[Stored data entries]
====

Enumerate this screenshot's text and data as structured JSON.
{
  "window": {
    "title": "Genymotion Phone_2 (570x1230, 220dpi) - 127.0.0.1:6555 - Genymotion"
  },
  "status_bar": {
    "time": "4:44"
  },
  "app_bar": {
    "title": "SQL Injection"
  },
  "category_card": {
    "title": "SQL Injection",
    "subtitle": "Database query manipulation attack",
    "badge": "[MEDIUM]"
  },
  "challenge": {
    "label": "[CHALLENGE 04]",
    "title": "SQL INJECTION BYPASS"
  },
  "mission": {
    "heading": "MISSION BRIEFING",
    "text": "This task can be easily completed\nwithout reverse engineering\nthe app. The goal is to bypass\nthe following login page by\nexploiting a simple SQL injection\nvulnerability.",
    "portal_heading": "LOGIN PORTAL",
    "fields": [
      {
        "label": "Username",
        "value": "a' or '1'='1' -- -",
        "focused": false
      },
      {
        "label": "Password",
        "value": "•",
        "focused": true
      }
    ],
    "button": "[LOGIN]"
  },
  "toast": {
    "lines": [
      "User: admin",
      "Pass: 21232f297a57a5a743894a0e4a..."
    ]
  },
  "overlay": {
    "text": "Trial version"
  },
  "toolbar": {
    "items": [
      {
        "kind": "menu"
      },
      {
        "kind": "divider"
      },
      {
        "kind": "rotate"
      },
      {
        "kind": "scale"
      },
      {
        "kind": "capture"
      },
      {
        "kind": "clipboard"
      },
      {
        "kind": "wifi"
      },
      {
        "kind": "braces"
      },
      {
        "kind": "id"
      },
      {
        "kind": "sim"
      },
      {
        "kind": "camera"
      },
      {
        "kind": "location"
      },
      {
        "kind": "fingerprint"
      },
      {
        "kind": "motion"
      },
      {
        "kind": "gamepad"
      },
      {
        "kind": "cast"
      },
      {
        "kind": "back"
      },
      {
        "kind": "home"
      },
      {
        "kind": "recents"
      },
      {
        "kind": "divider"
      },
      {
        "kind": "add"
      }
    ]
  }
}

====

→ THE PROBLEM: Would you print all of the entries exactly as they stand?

→ EXERCISE RESPONSE:
Enumerate this screenshot's text and data as structured JSON.
{
  "window": {
    "title": "Genymotion Phone_2 (570x1230, 220dpi) - 127.0.0.1:6555 - Genymotion"
  },
  "status_bar": {
    "time": "4:44"
  },
  "app_bar": {
    "title": "SQL Injection"
  },
  "category_card": {
    "title": "SQL Injection",
    "subtitle": "Database query manipulation attack",
    "badge": "[MEDIUM]"
  },
  "challenge": {
    "label": "[CHALLENGE 04]",
    "title": "SQL INJECTION BYPASS"
  },
  "mission": {
    "heading": "MISSION BRIEFING",
    "text": "This task can be easily completed\nwithout reverse engineering\nthe app. The goal is to bypass\nthe following login page by\nexploiting a simple SQL injection\nvulnerability.",
    "portal_heading": "LOGIN PORTAL",
    "fields": [
      {
        "label": "Username",
        "value": "a' or '1'='1' -- -",
        "focused": false
      },
      {
        "label": "Password",
        "value": "•",
        "focused": true
      }
    ],
    "button": "[LOGIN]"
  },
  "toast": {
    "lines": [
      "User: admin",
      "Pass: 21232f297a57a5a743894a0e4a..."
    ]
  },
  "overlay": {
    "text": "Trial version"
  },
  "toolbar": {
    "items": [
      {
        "kind": "menu"
      },
      {
        "kind": "divider"
      },
      {
        "kind": "rotate"
      },
      {
        "kind": "scale"
      },
      {
        "kind": "capture"
      },
      {
        "kind": "clipboard"
      },
      {
        "kind": "wifi"
      },
      {
        "kind": "braces"
      },
      {
        "kind": "id"
      },
      {
        "kind": "sim"
      },
      {
        "kind": "camera"
      },
      {
        "kind": "location"
      },
      {
        "kind": "fingerprint"
      },
      {
        "kind": "motion"
      },
      {
        "kind": "gamepad"
      },
      {
        "kind": "cast"
      },
      {
        "kind": "back"
      },
      {
        "kind": "home"
      },
      {
        "kind": "recents"
      },
      {
        "kind": "divider"
      },
      {
        "kind": "add"
      }
    ]
  }
}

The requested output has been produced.